■ TASK DIRECTIONS ■
Could each record be restated word for word?

** ENTRIES PROVIDED follows **

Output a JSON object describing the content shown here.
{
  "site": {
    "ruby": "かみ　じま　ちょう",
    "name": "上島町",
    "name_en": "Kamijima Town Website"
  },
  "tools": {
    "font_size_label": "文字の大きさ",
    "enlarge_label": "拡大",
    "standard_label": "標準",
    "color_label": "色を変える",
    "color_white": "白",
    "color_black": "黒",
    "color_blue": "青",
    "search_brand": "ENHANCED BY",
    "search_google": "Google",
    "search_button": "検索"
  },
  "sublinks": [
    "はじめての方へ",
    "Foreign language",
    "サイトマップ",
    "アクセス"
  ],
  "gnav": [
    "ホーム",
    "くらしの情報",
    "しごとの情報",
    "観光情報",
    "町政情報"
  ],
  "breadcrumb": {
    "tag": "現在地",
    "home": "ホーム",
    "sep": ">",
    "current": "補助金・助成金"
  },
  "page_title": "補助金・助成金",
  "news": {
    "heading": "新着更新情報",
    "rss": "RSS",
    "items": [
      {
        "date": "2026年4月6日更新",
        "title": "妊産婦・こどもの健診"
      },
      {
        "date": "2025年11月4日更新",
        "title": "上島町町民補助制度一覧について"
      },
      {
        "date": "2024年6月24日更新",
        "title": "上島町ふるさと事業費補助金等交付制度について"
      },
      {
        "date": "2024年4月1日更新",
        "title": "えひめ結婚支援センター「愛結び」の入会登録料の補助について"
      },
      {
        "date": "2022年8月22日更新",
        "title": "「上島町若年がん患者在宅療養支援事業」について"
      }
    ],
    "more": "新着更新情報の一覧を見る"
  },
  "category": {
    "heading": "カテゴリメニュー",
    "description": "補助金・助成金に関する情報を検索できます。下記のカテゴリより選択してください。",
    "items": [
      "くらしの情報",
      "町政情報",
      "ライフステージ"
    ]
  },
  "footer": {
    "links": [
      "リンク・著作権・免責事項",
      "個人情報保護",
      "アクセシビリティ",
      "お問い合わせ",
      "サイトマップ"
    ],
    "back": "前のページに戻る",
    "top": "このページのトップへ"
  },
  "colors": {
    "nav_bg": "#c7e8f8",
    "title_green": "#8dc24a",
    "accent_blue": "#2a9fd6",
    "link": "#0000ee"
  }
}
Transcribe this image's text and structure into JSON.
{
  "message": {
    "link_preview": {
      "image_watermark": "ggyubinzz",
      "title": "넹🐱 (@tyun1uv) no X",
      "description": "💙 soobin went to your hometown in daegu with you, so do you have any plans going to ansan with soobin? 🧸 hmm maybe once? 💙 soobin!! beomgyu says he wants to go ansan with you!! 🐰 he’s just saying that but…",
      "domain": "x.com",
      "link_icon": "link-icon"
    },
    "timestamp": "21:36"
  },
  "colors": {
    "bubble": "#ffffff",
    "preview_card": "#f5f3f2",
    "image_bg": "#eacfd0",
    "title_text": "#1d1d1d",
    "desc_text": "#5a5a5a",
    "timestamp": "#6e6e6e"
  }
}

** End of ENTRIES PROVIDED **

■ EXERCISE SOLUTION ■
Output a JSON object describing the content shown here.
{
  "site": {
    "ruby": "かみ　じま　ちょう",
    "name": "上島町",
    "name_en": "Kamijima Town Website"
  },
  "tools": {
    "font_size_label": "文字の大きさ",
    "enlarge_label": "拡大",
    "standard_label": "標準",
    "color_label": "色を変える",
    "color_white": "白",
    "color_black": "黒",
    "color_blue": "青",
    "search_brand": "ENHANCED BY",
    "search_google": "Google",
    "search_button": "検索"
  },
  "sublinks": [
    "はじめての方へ",
    "Foreign language",
    "サイトマップ",
    "アクセス"
  ],
  "gnav": [
    "ホーム",
    "くらしの情報",
    "しごとの情報",
    "観光情報",
    "町政情報"
  ],
  "breadcrumb": {
    "tag": "現在地",
    "home": "ホーム",
    "sep": ">",
    "current": "補助金・助成金"
  },
  "page_title": "補助金・助成金",
  "news": {
    "heading": "新着更新情報",
    "rss": "RSS",
    "items": [
      {
        "date": "2026年4月6日更新",
        "title": "妊産婦・こどもの健診"
      },
      {
        "date": "2025年11月4日更新",
        "title": "上島町町民補助制度一覧について"
      },
      {
        "date": "2024年6月24日更新",
        "title": "上島町ふるさと事業費補助金等交付制度について"
      },
      {
        "date": "2024年4月1日更新",
        "title": "えひめ結婚支援センター「愛結び」の入会登録料の補助について"
      },
      {
        "date": "2022年8月22日更新",
        "title": "「上島町若年がん患者在宅療養支援事業」について"
      }
    ],
    "more": "新着更新情報の一覧を見る"
  },
  "category": {
    "heading": "カテゴリメニュー",
    "description": "補助金・助成金に関する情報を検索できます。下記のカテゴリより選択してください。",
    "items": [
      "くらしの情報",
      "町政情報",
      "ライフステージ"
    ]
  },
  "footer": {
    "links": [
      "リンク・著作権・免責事項",
      "個人情報保護",
      "アクセシビリティ",
      "お問い合わせ",
      "サイトマップ"
    ],
    "back": "前のページに戻る",
    "top": "このページのトップへ"
  },
  "colors": {
    "nav_bg": "#c7e8f8",
    "title_green": "#8dc24a",
    "accent_blue": "#2a9fd6",
    "link": "#0000ee"
  }
}
Transcribe this image's text and structure into JSON.
{
  "message": {
    "link_preview": {
      "image_watermark": "ggyubinzz",
      "title": "넹🐱 (@tyun1uv) no X",
      "description": "💙 soobin went to your hometown in daegu with you, so do you have any plans going to ansan with soobin? 🧸 hmm maybe once? 💙 soobin!! beomgyu says he wants to go ansan with you!! 🐰 he’s just saying that but…",
      "domain": "x.com",
      "link_icon": "link-icon"
    },
    "timestamp": "21:36"
  },
  "colors": {
    "bubble": "#ffffff",
    "preview_card": "#f5f3f2",
    "image_bg": "#eacfd0",
    "title_text": "#1d1d1d",
    "desc_text": "#5a5a5a",
    "timestamp": "#6e6e6e"
  }
}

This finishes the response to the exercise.